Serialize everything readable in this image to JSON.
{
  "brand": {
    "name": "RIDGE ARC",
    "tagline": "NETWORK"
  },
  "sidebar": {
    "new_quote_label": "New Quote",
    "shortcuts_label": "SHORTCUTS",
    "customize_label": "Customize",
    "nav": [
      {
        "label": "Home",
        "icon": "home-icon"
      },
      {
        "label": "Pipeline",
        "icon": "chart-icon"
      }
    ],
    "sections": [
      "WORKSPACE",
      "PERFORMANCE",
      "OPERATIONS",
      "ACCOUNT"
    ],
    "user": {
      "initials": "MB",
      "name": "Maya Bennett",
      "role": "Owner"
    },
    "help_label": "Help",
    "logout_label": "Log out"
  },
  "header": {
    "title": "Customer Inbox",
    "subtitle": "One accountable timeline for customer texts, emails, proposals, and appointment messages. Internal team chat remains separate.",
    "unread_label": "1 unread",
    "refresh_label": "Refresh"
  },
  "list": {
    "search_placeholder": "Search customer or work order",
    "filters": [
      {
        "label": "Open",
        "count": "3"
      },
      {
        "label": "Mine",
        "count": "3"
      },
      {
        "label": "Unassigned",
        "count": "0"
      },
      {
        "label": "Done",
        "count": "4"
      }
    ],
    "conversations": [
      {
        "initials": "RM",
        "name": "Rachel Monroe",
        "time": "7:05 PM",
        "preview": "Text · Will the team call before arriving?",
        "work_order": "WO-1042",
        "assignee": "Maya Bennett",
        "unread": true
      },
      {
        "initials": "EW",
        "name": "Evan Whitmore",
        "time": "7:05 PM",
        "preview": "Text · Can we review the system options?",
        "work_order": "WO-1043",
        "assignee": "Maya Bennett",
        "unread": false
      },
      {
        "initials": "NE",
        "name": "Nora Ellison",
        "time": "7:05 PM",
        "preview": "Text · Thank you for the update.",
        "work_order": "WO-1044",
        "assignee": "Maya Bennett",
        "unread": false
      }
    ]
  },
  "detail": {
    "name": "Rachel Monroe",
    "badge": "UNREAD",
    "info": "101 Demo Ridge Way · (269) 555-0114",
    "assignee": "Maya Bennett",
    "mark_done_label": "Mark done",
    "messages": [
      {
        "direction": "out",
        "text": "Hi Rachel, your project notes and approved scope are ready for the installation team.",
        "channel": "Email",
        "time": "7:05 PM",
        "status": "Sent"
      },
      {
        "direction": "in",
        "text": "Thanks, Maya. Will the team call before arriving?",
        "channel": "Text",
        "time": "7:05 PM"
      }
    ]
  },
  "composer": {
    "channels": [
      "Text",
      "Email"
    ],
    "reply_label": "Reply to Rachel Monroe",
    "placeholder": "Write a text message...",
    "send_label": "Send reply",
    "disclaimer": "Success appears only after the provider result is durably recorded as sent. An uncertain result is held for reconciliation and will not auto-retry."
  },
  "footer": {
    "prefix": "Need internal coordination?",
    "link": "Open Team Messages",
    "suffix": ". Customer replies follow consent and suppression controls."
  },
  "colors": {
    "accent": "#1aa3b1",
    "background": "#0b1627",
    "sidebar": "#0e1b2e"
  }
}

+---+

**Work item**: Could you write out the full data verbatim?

**Response box**:
Serialize everything readable in this image to JSON.
{
  "brand": {
    "name": "RIDGE ARC",
    "tagline": "NETWORK"
  },
  "sidebar": {
    "new_quote_label": "New Quote",
    "shortcuts_label": "SHORTCUTS",
    "customize_label": "Customize",
    "nav": [
      {
        "label": "Home",
        "icon": "home-icon"
      },
      {
        "label": "Pipeline",
        "icon": "chart-icon"
      }
    ],
    "sections": [
      "WORKSPACE",
      "PERFORMANCE",
      "OPERATIONS",
      "ACCOUNT"
    ],
    "user": {
      "initials": "MB",
      "name": "Maya Bennett",
      "role": "Owner"
    },
    "help_label": "Help",
    "logout_label": "Log out"
  },
  "header": {
    "title": "Customer Inbox",
    "subtitle": "One accountable timeline for customer texts, emails, proposals, and appointment messages. Internal team chat remains separate.",
    "unread_label": "1 unread",
    "refresh_label": "Refresh"
  },
  "list": {
    "search_placeholder": "Search customer or work order",
    "filters": [
      {
        "label": "Open",
        "count": "3"
      },
      {
        "label": "Mine",
        "count": "3"
      },
      {
        "label": "Unassigned",
        "count": "0"
      },
      {
        "label": "Done",
        "count": "4"
      }
    ],
    "conversations": [
      {
        "initials": "RM",
        "name": "Rachel Monroe",
        "time": "7:05 PM",
        "preview": "Text · Will the team call before arriving?",
        "work_order": "WO-1042",
        "assignee": "Maya Bennett",
        "unread": true
      },
      {
        "initials": "EW",
        "name": "Evan Whitmore",
        "time": "7:05 PM",
        "preview": "Text · Can we review the system options?",
        "work_order": "WO-1043",
        "assignee": "Maya Bennett",
        "unread": false
      },
      {
        "initials": "NE",
        "name": "Nora Ellison",
        "time": "7:05 PM",
        "preview": "Text · Thank you for the update.",
        "work_order": "WO-1044",
        "assignee": "Maya Bennett",
        "unread": false
      }
    ]
  },
  "detail": {
    "name": "Rachel Monroe",
    "badge": "UNREAD",
    "info": "101 Demo Ridge Way · (269) 555-0114",
    "assignee": "Maya Bennett",
    "mark_done_label": "Mark done",
    "messages": [
      {
        "direction": "out",
        "text": "Hi Rachel, your project notes and approved scope are ready for the installation team.",
        "channel": "Email",
        "time": "7:05 PM",
        "status": "Sent"
      },
      {
        "direction": "in",
        "text": "Thanks, Maya. Will the team call before arriving?",
        "channel": "Text",
        "time": "7:05 PM"
      }
    ]
  },
  "composer": {
    "channels": [
      "Text",
      "Email"
    ],
    "reply_label": "Reply to Rachel Monroe",
    "placeholder": "Write a text message...",
    "send_label": "Send reply",
    "disclaimer": "Success appears only after the provider result is durably recorded as sent. An uncertain result is held for reconciliation and will not auto-retry."
  },
  "footer": {
    "prefix": "Need internal coordination?",
    "link": "Open Team Messages",
    "suffix": ". Customer replies follow consent and suppression controls."
  },
  "colors": {
    "accent": "#1aa3b1",
    "background": "#0b1627",
    "sidebar": "#0e1b2e"
  }
}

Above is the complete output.